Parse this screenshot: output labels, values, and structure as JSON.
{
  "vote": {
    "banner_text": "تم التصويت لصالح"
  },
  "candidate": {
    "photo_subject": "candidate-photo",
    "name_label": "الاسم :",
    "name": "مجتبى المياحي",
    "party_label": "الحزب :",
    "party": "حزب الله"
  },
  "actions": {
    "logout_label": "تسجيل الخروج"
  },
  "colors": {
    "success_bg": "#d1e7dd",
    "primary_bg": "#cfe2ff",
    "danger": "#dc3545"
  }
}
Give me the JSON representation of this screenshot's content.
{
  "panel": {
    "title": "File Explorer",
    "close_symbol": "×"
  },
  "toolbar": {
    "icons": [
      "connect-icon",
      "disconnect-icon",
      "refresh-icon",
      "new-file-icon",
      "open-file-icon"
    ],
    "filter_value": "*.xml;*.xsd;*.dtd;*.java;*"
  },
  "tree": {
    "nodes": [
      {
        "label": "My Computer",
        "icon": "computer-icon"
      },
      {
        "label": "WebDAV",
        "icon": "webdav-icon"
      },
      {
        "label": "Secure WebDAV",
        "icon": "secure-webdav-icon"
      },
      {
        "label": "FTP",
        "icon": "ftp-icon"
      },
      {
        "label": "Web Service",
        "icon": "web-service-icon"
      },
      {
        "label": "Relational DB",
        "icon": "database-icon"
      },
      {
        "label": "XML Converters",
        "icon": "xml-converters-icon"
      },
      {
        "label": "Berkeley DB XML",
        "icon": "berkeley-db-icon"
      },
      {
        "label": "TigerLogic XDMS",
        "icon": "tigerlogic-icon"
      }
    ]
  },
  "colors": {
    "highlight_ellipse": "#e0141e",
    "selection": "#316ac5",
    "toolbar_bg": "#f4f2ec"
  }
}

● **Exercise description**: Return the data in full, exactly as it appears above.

● **Result for this task**:
Parse this screenshot: output labels, values, and structure as JSON.
{
  "vote": {
    "banner_text": "تم التصويت لصالح"
  },
  "candidate": {
    "photo_subject": "candidate-photo",
    "name_label": "الاسم :",
    "name": "مجتبى المياحي",
    "party_label": "الحزب :",
    "party": "حزب الله"
  },
  "actions": {
    "logout_label": "تسجيل الخروج"
  },
  "colors": {
    "success_bg": "#d1e7dd",
    "primary_bg": "#cfe2ff",
    "danger": "#dc3545"
  }
}
Give me the JSON representation of this screenshot's content.
{
  "panel": {
    "title": "File Explorer",
    "close_symbol": "×"
  },
  "toolbar": {
    "icons": [
      "connect-icon",
      "disconnect-icon",
      "refresh-icon",
      "new-file-icon",
      "open-file-icon"
    ],
    "filter_value": "*.xml;*.xsd;*.dtd;*.java;*"
  },
  "tree": {
    "nodes": [
      {
        "label": "My Computer",
        "icon": "computer-icon"
      },
      {
        "label": "WebDAV",
        "icon": "webdav-icon"
      },
      {
        "label": "Secure WebDAV",
        "icon": "secure-webdav-icon"
      },
      {
        "label": "FTP",
        "icon": "ftp-icon"
      },
      {
        "label": "Web Service",
        "icon": "web-service-icon"
      },
      {
        "label": "Relational DB",
        "icon": "database-icon"
      },
      {
        "label": "XML Converters",
        "icon": "xml-converters-icon"
      },
      {
        "label": "Berkeley DB XML",
        "icon": "berkeley-db-icon"
      },
      {
        "label": "TigerLogic XDMS",
        "icon": "tigerlogic-icon"
      }
    ]
  },
  "colors": {
    "highlight_ellipse": "#e0141e",
    "selection": "#316ac5",
    "toolbar_bg": "#f4f2ec"
  }
}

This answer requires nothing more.